## Records supplied
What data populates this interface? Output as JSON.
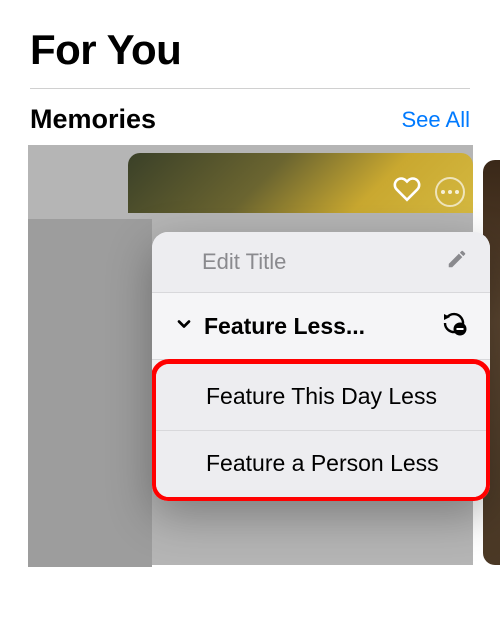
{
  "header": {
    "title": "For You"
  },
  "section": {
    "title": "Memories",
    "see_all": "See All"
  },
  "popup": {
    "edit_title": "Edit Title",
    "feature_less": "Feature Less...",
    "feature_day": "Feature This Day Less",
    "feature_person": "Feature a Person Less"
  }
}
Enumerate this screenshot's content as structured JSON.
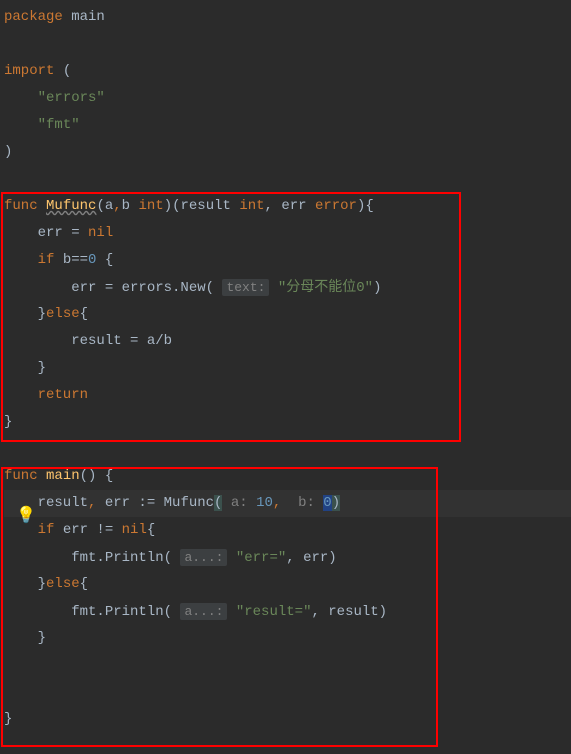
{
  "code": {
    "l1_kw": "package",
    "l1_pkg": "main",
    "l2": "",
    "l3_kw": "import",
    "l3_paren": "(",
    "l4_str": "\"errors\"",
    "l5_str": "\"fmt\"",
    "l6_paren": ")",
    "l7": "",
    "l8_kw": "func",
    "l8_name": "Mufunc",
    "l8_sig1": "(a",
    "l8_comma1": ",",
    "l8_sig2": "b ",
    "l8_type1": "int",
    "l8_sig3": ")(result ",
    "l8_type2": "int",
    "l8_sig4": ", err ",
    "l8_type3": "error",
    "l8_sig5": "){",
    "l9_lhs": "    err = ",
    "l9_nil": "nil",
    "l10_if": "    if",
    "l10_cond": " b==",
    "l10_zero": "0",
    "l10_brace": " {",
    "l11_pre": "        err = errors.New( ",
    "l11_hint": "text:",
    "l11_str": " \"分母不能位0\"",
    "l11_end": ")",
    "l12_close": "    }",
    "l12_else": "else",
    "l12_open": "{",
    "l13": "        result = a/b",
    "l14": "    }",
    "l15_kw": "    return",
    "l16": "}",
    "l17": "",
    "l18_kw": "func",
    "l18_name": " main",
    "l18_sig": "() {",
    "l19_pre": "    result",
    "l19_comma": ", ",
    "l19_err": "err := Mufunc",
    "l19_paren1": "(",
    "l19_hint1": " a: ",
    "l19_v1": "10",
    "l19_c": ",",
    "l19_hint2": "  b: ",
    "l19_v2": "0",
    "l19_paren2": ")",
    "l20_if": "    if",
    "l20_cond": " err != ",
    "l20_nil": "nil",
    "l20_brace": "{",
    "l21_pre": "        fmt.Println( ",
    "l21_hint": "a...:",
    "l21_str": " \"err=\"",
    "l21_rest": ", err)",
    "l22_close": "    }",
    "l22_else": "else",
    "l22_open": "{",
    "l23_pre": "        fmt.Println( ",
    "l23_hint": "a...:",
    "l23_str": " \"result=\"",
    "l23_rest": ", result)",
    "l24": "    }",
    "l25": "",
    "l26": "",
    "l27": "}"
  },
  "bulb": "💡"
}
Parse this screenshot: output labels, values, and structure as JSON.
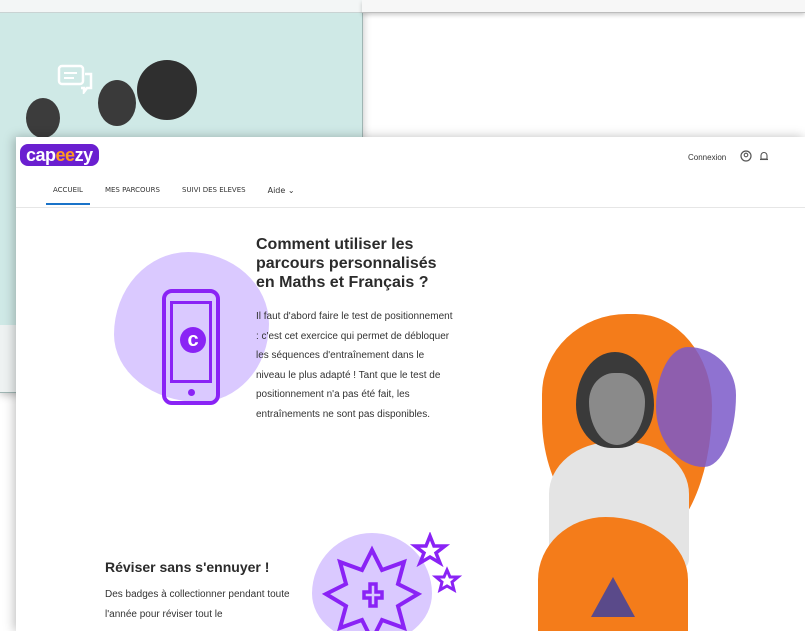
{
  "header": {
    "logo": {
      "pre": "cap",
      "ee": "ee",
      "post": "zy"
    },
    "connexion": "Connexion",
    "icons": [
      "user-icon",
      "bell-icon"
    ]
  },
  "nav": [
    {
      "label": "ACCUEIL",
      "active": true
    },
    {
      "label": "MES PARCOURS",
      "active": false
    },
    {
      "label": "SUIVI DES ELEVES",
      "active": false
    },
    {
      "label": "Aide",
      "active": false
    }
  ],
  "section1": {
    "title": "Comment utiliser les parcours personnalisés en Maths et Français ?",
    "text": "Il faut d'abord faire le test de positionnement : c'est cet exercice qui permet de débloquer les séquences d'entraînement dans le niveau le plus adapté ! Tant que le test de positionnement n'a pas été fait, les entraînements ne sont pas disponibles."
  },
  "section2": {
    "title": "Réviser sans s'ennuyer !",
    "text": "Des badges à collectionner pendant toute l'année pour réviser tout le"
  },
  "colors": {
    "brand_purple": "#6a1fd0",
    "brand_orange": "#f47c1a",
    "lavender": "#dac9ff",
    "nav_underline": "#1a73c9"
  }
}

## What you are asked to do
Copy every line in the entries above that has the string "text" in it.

## Exercise answer
    "l11_hint": "text:",
    "text": "Il faut d'abord faire le test de positionnement : c'est cet exercice qui permet de débloquer les séquences d'entraînement dans le niveau le plus adapté ! Tant que le test de positionnement n'a pas été fait, les entraînements ne sont pas disponibles."
    "text": "Des badges à collectionner pendant toute l'année pour réviser tout le"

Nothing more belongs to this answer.